Dr. Martin Luther King, Jr., leads thousands in a peaceful march from Selma to Montgomery, AL, to protest the lack of voting rights for African Americans in 1965. He’s joined by then-Student Nonviolent Coordinating Committee Chairman, now U.S. Congressman, John Lewis, right.
The IAM will join thousands of civil, labor and human rights activists in a re-creation of the 1965 march from Selma to Montgomery, AL that called for an end to the segregationist laws that prevented African Americans from voting.
The Selma 50th Anniversary Bridge Crossing Jubilee will take place March 5-9, with a 52-mile march starting at the Edmund Pettus Bridge – the infamous “Bloody Sunday” site where 600 peaceful protestors were clubbed and tear gassed at the hands of Alabama state troopers and local police as they attempted to cross in 1965.
Two weeks later, after a tumultuous series of events, court hearings and pleas for help from the Lyndon B. Johnson White House, Dr. Martin Luther King, Jr., led a peaceful protest across the bridge to the capital city.
The original march was a key part of the American civil rights movement, targeting the deplorable “Jim Crow” laws, which touted “equal-but-separate” conditions for African Americans. The “separate” part of the law was enforced, while the “equal” part was anything but.
Johnson signed the Voting Rights Act in August 1965.
This year’s marchers are focusing attention on new attacks on voting rights, immigrants, workers’ rights and education.
“We’re able to freely march for justice today because our brothers and sisters marched bravely for civil rights 50 years ago,” said IAM General Vice President Diane Babineaux, who led a contingent of IAM members to the 47th anniversary of the march in 2012. “While significant progress has been made in some areas, today’s attacks against American workers and their families are a blatant attempt at forcing us backwards. We will never forget. And we will continue to fight for what is rightfully ours.”

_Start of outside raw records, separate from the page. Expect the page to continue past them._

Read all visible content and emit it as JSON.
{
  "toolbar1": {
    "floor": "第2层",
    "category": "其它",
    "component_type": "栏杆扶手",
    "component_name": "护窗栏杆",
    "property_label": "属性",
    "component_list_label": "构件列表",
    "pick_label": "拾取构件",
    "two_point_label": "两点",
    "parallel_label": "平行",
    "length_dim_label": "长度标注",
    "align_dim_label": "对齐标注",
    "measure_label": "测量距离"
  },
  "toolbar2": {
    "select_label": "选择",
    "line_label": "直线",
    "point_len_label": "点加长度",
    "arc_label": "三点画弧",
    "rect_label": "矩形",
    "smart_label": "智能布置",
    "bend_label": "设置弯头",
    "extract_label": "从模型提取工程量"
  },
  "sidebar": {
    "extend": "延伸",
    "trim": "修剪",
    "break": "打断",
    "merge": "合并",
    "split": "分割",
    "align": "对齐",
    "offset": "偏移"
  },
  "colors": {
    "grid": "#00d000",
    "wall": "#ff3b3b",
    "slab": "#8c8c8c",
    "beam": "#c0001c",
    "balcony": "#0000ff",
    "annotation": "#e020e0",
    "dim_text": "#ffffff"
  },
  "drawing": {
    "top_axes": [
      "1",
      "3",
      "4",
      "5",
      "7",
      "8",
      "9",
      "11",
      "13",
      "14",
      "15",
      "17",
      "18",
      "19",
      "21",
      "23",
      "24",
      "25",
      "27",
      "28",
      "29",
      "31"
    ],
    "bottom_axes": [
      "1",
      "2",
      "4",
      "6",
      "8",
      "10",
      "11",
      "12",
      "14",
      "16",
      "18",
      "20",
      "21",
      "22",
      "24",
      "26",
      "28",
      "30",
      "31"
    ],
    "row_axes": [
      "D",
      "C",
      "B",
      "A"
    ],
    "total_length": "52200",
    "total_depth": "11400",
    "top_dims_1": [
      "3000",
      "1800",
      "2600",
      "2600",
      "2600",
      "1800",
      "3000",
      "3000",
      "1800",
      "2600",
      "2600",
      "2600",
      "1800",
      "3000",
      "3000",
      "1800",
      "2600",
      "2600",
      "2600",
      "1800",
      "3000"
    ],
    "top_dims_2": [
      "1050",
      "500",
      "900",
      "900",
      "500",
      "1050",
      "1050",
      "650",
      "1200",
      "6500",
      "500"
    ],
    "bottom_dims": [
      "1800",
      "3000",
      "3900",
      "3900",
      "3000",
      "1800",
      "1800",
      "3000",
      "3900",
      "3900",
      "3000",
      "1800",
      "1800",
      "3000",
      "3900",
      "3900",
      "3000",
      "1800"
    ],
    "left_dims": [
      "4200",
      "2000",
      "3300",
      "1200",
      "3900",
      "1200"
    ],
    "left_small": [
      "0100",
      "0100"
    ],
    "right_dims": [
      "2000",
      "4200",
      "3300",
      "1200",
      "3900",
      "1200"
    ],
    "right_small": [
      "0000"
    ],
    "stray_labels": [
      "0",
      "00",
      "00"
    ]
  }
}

For more information on the march, visit www.bcjubilee.org.